Interestingly, prepayment meters used to have the highest standing (fixed) charges, costing households an additional £20 per year vs. paying via direct debit back in 2017. However, the highest charges for electricity (both variable and fixed) are now paid by those using credit (paying by "credit" is when you get a bill from your supplier which you then pay with a cheque, cash, credit card, etc.). In fact, average variable charges cost 4.6% more and fixed charges cost 34.9% more when paying by credit than paying by direct debit.
|Payment type||Credit||Direct debit||Prepayment|
|Area||Avg unit price (p/kWh)||Avg fixed cost (£/year)||Avg unit price (p/kWh)||Avg fixed cost (£/year)||Avg unit price (p/kWh)||Avg fixed cost (£/year)|
|Merseyside & North Wales||18.7||£105.57||17.2||£82.06||15.5||£91.10|
If you're in a position to pay via direct debit, that is usually the cheapest option. If you're looking to save money on your electricity bills, looking into switching tariff or supplier can be a useful exercise. To learn more, see our guide on Energy Switching.
Are Standard or Economy 7 Electricity Rates Cheaper?
Economy 7 tariffs have cheaper night rates by 41.9% vs. a normal, single rate Standard tariff, but the Economy 7 standing charges are 6.1% higher and the day rates are 22.1% higher.
|Standard vs. Economy 7 Tariffs||Avg unit DAY price (p/kWh)||Avg unit NIGHT price (p/kWh)||Avg fixed cost (£/year)|

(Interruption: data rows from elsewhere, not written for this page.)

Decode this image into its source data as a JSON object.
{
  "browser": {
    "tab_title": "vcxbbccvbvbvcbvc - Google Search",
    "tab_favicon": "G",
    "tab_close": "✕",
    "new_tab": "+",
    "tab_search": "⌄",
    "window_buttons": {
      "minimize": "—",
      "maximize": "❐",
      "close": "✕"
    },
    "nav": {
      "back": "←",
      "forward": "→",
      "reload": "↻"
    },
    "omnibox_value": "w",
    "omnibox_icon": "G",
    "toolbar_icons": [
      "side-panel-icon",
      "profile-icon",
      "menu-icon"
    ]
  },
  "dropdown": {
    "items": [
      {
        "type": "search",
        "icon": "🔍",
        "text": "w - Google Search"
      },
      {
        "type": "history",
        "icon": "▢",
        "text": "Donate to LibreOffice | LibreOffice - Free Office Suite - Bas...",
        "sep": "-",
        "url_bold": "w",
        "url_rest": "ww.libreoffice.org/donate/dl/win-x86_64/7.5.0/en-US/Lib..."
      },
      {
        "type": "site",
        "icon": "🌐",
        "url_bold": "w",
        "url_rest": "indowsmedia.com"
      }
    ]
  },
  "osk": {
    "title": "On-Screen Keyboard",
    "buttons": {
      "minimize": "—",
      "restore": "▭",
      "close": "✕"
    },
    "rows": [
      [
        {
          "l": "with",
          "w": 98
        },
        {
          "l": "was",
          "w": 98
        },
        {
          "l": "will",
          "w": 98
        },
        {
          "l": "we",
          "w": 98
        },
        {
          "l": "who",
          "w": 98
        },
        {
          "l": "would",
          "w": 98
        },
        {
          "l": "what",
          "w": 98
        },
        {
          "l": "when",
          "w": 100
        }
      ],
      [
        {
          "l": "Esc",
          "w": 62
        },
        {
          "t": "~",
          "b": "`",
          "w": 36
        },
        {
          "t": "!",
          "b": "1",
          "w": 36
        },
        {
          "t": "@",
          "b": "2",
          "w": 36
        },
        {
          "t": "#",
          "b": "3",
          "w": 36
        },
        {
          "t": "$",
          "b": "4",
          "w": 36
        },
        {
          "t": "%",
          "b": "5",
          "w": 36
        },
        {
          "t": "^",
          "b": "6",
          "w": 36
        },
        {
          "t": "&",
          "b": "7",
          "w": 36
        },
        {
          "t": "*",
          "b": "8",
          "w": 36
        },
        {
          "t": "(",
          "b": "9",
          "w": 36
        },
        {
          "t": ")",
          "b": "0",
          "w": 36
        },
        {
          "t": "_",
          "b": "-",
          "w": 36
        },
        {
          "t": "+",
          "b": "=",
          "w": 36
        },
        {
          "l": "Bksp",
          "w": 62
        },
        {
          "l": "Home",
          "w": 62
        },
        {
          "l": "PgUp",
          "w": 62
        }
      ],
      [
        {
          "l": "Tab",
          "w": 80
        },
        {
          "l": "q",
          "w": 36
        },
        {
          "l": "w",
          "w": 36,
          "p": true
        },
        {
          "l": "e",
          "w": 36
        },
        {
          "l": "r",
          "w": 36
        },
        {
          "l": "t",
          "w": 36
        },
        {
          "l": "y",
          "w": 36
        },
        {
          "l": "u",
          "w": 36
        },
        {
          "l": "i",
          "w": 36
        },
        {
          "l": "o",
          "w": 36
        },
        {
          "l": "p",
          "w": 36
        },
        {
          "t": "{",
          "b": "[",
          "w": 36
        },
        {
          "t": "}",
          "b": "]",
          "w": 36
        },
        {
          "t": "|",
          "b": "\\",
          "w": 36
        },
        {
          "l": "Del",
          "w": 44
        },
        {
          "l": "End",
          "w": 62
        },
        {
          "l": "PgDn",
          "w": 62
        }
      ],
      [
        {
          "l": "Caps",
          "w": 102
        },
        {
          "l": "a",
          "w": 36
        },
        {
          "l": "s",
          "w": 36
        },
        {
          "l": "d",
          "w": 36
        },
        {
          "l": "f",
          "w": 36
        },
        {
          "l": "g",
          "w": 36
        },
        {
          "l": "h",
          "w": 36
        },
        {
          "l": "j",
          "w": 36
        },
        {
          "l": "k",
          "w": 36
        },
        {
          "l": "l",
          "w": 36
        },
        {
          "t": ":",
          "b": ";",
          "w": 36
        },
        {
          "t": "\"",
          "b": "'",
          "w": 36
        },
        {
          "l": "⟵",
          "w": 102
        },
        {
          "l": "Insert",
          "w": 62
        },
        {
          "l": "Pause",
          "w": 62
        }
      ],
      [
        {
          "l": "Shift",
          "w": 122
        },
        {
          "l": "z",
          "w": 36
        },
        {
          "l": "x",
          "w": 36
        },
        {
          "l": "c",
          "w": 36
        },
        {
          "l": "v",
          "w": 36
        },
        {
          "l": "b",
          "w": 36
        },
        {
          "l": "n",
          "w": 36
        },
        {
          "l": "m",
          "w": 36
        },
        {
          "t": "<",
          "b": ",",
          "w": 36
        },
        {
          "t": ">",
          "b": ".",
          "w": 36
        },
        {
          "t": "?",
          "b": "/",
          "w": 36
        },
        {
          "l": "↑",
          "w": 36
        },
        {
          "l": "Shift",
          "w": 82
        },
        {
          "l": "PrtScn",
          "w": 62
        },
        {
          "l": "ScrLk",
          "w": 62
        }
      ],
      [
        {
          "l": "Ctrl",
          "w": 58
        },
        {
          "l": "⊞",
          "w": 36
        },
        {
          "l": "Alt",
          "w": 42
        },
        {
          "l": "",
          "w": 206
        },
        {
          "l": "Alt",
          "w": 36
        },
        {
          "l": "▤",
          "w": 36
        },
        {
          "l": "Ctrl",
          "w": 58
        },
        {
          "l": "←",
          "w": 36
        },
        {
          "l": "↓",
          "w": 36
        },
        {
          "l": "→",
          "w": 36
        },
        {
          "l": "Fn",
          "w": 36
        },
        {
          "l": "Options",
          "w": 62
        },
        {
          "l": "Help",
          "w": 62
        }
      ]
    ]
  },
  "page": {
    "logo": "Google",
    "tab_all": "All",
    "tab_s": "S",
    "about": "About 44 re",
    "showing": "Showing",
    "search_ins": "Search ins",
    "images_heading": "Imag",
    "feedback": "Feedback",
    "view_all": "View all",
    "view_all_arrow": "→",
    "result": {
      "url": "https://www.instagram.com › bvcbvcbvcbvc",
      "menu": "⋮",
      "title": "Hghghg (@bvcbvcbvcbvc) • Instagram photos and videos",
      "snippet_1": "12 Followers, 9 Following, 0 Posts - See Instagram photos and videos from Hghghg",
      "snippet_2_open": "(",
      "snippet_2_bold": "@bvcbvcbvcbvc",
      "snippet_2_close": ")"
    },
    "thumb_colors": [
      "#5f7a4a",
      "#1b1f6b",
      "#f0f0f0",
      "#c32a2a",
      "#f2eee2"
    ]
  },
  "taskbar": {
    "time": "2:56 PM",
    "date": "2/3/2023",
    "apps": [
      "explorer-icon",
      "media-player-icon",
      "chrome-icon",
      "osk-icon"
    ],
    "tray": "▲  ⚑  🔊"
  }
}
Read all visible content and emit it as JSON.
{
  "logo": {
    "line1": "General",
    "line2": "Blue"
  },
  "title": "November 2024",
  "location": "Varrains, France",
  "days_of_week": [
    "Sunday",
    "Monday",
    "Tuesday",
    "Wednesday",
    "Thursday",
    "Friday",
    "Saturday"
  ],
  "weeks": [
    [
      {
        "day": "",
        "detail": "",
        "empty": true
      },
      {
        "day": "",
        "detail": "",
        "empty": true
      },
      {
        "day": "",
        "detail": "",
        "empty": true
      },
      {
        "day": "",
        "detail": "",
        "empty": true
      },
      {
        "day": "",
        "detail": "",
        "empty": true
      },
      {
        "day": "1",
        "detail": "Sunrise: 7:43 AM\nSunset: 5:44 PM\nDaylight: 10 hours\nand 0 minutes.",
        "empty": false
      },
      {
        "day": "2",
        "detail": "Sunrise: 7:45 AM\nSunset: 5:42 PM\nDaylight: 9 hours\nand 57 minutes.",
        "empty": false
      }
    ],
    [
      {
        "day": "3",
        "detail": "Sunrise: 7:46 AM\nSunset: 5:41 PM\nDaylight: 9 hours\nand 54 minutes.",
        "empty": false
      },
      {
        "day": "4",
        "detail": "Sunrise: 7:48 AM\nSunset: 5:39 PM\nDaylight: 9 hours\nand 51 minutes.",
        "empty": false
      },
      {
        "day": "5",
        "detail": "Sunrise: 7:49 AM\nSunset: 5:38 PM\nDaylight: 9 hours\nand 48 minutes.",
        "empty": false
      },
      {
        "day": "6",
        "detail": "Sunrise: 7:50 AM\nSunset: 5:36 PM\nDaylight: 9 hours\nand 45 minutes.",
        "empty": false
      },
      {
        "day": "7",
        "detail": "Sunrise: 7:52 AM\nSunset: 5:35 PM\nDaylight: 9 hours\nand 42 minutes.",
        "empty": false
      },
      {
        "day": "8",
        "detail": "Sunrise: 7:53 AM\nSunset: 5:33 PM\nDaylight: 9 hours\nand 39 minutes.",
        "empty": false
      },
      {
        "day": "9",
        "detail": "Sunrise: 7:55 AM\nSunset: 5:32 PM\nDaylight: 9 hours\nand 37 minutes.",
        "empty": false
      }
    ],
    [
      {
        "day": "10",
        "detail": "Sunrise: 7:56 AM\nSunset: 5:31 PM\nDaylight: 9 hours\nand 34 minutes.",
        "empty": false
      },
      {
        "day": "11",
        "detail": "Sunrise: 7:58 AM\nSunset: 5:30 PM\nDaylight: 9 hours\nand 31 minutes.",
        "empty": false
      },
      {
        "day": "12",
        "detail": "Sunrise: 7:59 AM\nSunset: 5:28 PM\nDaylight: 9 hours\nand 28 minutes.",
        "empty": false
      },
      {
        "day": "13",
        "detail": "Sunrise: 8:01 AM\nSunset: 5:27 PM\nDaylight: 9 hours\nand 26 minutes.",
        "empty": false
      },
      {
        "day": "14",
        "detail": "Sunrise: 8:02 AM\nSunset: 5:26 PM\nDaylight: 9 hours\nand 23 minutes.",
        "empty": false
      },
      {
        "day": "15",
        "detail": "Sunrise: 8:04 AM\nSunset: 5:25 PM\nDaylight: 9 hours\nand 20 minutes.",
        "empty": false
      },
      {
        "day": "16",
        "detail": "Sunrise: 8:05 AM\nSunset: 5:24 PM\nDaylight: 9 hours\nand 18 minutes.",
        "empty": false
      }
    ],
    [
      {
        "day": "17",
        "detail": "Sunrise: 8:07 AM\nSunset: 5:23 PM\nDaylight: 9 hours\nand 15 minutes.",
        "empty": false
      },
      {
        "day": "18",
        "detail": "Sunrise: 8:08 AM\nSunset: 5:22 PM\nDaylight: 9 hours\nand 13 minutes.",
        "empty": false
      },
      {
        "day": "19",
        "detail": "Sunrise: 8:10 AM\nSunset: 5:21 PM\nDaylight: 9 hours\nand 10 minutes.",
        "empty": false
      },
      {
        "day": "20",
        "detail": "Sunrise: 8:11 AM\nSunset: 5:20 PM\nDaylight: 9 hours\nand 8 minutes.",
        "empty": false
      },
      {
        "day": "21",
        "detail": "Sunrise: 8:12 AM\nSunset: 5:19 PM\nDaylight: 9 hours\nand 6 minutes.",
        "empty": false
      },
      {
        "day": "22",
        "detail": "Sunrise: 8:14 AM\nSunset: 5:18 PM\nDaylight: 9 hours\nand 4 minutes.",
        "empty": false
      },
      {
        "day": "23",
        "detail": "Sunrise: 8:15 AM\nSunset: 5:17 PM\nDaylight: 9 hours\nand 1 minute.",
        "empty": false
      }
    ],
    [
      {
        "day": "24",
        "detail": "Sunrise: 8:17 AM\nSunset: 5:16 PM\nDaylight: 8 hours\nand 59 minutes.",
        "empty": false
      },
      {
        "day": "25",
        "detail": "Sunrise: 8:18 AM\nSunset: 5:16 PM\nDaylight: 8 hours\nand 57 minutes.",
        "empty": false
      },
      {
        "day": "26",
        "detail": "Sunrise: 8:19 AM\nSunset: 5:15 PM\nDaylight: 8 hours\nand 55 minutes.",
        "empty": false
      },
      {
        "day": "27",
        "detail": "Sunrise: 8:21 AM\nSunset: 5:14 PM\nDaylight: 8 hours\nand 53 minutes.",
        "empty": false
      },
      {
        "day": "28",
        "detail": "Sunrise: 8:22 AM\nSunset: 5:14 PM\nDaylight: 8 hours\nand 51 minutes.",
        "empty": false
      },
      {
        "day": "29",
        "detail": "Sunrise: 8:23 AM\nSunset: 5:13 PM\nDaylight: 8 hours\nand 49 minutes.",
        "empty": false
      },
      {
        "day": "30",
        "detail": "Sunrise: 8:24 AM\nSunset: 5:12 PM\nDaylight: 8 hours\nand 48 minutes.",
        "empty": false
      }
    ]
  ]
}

Can you actually save money with an Economy 7 tariff? If you could manage so that half of your electricity usage occurred during the 7 off-peak hours, you'd pay an average on 14.7 p/kWh for electricity on an Economy 7 tariff, which is in fact 6.8% cheaper than the Standard rate of 16.3 p/kWh. But keep in mind that while you might be able to run your dishwasher and dryer during the "night" hours which vary but typically run from 11pm to 6 am, your fridge runs all day and you're most likely to use lights, your oven, your kettle and other high-energy appliances during the "day" hours.
- Standing charges are 6.1% more expensive on Economy 7 tariffs than Standard tariffs
- Day unit charges are 22.1% more expensive on Economy 7 tariffs than Standard tariffs
- Night unit charges are 41.9% cheaper on Economy 7 tariffs than Standard tariffs
In a recent test Ofgem found that households saved £263 on average per year by switching.